## WORK TO BE COMPLETED
Your answer should consist of the lines in the data below that contain "Email".

## PROVIDED RECORDS
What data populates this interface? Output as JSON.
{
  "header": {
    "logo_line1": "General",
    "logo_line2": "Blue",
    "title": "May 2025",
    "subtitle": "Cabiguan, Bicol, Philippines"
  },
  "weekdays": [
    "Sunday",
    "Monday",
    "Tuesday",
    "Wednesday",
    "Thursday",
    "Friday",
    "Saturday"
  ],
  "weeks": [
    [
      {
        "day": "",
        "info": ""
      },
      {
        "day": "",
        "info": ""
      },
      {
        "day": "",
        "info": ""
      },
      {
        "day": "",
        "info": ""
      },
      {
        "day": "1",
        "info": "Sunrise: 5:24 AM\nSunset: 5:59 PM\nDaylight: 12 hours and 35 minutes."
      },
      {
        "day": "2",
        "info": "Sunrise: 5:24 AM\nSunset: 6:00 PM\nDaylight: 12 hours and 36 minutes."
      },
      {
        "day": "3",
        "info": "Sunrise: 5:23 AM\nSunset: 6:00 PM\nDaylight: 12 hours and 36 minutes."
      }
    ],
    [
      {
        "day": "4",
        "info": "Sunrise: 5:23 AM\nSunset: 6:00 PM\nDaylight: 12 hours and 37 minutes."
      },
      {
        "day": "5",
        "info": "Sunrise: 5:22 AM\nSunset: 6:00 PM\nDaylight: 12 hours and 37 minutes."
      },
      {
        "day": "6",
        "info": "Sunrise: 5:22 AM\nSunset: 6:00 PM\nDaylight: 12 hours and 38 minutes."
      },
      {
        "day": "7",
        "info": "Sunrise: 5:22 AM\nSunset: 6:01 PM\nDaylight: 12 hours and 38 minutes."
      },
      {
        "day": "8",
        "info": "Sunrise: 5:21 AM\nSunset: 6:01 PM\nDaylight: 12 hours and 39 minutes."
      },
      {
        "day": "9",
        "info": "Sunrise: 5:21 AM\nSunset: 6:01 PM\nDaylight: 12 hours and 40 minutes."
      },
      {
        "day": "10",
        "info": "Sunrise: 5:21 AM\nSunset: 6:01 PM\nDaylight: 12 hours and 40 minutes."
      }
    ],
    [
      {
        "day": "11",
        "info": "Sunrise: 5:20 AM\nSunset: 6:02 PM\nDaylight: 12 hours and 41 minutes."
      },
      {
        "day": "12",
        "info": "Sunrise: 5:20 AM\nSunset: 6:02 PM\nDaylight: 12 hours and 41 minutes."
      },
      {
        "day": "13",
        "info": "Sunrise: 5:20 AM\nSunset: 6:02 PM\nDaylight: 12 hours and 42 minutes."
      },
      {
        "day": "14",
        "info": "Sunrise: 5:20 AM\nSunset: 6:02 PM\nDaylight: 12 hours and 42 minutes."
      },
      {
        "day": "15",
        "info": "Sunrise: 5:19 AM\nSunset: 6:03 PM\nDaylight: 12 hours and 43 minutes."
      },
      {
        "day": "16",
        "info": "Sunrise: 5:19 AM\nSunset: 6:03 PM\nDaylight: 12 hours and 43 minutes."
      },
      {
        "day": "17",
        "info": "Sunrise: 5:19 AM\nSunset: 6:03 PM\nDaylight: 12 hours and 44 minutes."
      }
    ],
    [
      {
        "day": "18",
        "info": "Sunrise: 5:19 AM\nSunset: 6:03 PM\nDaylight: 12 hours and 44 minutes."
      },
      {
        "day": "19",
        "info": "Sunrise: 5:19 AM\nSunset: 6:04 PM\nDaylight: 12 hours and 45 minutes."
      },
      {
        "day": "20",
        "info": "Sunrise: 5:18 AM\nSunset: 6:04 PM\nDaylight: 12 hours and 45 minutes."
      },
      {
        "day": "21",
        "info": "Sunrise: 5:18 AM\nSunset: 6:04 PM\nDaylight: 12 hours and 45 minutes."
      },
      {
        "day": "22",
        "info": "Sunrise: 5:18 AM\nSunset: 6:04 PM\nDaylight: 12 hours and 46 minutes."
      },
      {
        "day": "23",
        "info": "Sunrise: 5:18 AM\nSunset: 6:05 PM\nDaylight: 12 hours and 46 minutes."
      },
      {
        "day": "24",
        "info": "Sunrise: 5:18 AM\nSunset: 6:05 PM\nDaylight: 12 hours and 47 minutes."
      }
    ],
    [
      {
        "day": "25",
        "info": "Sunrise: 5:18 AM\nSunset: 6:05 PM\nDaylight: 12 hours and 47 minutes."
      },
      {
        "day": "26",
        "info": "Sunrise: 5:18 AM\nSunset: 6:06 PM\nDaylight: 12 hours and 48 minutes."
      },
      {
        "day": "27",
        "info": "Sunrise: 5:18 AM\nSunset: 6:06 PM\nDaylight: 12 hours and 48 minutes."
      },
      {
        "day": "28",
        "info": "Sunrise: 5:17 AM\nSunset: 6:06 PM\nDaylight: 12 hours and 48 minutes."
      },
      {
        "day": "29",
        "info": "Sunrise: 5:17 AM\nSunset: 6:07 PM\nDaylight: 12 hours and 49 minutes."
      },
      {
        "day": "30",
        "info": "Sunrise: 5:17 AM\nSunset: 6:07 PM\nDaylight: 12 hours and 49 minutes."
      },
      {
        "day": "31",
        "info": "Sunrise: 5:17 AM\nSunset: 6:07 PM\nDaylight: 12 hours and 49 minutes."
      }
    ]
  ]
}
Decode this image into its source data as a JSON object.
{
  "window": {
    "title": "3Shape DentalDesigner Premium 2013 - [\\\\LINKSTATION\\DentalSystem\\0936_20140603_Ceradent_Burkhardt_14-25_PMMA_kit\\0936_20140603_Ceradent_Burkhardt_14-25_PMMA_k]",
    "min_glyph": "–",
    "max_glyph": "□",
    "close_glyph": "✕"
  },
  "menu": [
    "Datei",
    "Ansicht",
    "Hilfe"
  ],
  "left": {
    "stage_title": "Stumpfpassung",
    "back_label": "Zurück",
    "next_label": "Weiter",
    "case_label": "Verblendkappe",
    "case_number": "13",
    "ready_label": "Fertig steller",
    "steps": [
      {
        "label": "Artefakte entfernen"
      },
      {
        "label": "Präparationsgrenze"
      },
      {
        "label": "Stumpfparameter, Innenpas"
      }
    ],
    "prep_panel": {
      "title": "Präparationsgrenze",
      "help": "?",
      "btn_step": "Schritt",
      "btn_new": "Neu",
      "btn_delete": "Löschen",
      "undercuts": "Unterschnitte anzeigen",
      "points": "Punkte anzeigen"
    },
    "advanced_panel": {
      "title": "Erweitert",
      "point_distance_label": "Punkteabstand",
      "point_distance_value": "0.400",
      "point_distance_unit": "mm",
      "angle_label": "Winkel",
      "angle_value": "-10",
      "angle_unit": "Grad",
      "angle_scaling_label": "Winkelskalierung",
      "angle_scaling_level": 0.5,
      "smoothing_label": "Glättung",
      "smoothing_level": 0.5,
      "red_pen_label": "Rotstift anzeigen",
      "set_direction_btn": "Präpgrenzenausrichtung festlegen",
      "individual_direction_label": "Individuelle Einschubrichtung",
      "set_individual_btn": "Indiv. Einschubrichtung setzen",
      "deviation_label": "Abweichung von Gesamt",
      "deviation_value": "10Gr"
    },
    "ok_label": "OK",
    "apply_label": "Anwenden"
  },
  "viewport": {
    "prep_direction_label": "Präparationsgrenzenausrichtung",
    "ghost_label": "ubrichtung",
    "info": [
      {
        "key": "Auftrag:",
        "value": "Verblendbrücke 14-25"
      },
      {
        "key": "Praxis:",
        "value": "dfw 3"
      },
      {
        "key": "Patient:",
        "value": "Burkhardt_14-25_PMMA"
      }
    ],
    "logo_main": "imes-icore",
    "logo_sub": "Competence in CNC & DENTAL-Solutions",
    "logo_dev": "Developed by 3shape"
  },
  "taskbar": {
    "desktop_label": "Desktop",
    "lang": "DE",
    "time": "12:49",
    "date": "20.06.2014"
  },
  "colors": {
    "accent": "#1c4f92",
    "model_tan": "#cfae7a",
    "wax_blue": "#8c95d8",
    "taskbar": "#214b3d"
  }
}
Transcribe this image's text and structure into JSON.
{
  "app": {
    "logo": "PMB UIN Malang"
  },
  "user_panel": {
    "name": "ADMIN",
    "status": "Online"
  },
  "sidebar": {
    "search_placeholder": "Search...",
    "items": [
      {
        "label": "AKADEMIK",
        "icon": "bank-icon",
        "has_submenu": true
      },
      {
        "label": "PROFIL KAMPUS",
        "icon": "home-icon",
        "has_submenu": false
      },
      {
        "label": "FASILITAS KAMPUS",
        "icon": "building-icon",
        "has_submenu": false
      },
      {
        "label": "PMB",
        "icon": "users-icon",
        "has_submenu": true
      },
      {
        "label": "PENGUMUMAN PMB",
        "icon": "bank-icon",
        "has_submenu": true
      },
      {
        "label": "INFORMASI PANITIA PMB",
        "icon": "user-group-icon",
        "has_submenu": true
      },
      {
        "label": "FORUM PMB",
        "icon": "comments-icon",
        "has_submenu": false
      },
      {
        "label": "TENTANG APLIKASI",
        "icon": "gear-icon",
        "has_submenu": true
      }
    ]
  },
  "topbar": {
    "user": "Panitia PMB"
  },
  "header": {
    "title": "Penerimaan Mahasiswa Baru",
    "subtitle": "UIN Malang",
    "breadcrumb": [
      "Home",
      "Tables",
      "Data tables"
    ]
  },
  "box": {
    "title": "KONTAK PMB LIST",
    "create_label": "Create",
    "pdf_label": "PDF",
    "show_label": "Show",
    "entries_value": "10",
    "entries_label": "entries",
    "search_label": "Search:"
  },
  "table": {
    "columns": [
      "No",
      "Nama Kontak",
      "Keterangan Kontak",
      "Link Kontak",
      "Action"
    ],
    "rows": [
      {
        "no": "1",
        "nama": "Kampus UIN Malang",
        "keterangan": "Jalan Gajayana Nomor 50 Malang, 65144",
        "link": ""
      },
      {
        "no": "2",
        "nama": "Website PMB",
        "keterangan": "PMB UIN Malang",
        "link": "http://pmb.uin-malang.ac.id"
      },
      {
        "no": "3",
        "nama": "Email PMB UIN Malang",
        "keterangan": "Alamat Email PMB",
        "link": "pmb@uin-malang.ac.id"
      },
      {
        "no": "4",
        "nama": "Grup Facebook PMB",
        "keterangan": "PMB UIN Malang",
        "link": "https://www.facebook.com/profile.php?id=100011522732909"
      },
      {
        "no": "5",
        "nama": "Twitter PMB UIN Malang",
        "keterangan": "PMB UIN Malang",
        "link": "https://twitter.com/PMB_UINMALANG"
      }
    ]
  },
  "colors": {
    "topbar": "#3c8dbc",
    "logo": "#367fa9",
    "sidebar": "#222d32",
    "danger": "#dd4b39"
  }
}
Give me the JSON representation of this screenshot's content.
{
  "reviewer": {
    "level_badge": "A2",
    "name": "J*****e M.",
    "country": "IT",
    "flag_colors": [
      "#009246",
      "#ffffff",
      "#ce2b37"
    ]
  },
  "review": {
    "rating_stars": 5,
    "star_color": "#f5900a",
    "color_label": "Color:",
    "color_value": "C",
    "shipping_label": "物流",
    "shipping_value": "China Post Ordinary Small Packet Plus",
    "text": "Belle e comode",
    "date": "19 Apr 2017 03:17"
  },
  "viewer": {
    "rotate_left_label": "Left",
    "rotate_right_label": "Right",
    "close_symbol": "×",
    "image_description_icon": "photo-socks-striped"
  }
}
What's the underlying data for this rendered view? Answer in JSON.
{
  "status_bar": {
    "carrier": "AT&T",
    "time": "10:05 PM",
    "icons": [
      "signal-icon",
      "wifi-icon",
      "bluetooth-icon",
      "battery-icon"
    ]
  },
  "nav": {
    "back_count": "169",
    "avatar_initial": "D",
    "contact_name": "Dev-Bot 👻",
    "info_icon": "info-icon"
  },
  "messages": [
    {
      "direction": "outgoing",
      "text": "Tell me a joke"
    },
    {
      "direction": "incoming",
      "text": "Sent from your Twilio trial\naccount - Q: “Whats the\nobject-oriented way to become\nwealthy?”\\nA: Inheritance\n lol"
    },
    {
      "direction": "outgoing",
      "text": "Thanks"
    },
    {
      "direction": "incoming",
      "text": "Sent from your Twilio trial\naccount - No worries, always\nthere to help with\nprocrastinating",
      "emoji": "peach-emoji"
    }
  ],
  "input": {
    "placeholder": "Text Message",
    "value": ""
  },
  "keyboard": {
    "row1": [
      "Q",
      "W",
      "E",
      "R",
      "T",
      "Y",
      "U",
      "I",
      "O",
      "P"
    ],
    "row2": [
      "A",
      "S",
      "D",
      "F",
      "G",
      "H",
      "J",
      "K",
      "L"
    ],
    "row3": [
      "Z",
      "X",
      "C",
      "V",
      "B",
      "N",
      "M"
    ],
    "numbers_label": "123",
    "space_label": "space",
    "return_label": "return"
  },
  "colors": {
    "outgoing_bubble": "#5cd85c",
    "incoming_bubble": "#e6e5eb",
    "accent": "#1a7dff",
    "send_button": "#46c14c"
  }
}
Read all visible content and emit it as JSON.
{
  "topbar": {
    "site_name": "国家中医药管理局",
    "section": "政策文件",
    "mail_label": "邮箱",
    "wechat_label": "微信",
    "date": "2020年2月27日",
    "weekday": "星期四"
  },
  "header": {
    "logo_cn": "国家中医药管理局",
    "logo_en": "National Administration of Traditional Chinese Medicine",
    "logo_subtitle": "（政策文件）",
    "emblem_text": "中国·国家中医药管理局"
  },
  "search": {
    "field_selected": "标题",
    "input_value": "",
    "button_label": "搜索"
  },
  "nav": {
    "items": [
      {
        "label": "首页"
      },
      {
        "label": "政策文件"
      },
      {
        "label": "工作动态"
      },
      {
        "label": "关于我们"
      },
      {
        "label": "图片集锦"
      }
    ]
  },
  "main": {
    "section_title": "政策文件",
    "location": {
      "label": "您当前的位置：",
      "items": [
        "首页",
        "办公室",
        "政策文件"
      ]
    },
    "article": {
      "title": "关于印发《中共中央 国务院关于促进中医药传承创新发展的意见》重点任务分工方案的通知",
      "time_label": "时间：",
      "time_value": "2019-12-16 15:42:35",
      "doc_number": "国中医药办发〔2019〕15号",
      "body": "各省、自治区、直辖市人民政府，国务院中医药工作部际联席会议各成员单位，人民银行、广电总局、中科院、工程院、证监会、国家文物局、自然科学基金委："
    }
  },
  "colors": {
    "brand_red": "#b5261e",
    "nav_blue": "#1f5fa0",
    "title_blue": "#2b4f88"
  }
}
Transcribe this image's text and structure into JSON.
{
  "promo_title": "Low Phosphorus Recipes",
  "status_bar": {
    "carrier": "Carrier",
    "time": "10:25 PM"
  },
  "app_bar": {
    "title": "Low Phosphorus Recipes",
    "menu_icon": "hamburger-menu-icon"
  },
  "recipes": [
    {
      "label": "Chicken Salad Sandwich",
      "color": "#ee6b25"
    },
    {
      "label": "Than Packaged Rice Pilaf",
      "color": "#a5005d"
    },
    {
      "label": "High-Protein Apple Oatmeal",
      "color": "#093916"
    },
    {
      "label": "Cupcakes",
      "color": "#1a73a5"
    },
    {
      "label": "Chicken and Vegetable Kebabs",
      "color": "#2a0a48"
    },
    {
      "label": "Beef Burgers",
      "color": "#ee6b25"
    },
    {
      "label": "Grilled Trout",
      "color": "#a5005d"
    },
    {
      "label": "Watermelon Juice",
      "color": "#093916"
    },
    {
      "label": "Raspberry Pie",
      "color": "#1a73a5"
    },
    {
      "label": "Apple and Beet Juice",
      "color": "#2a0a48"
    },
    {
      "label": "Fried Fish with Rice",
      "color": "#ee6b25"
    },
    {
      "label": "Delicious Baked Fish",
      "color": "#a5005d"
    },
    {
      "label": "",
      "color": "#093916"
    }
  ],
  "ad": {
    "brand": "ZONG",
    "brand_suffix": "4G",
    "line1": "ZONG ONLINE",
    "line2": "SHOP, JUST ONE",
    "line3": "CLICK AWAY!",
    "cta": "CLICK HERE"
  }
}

## RESPONSE
        "nama": "Email PMB UIN Malang",
        "keterangan": "Alamat Email PMB",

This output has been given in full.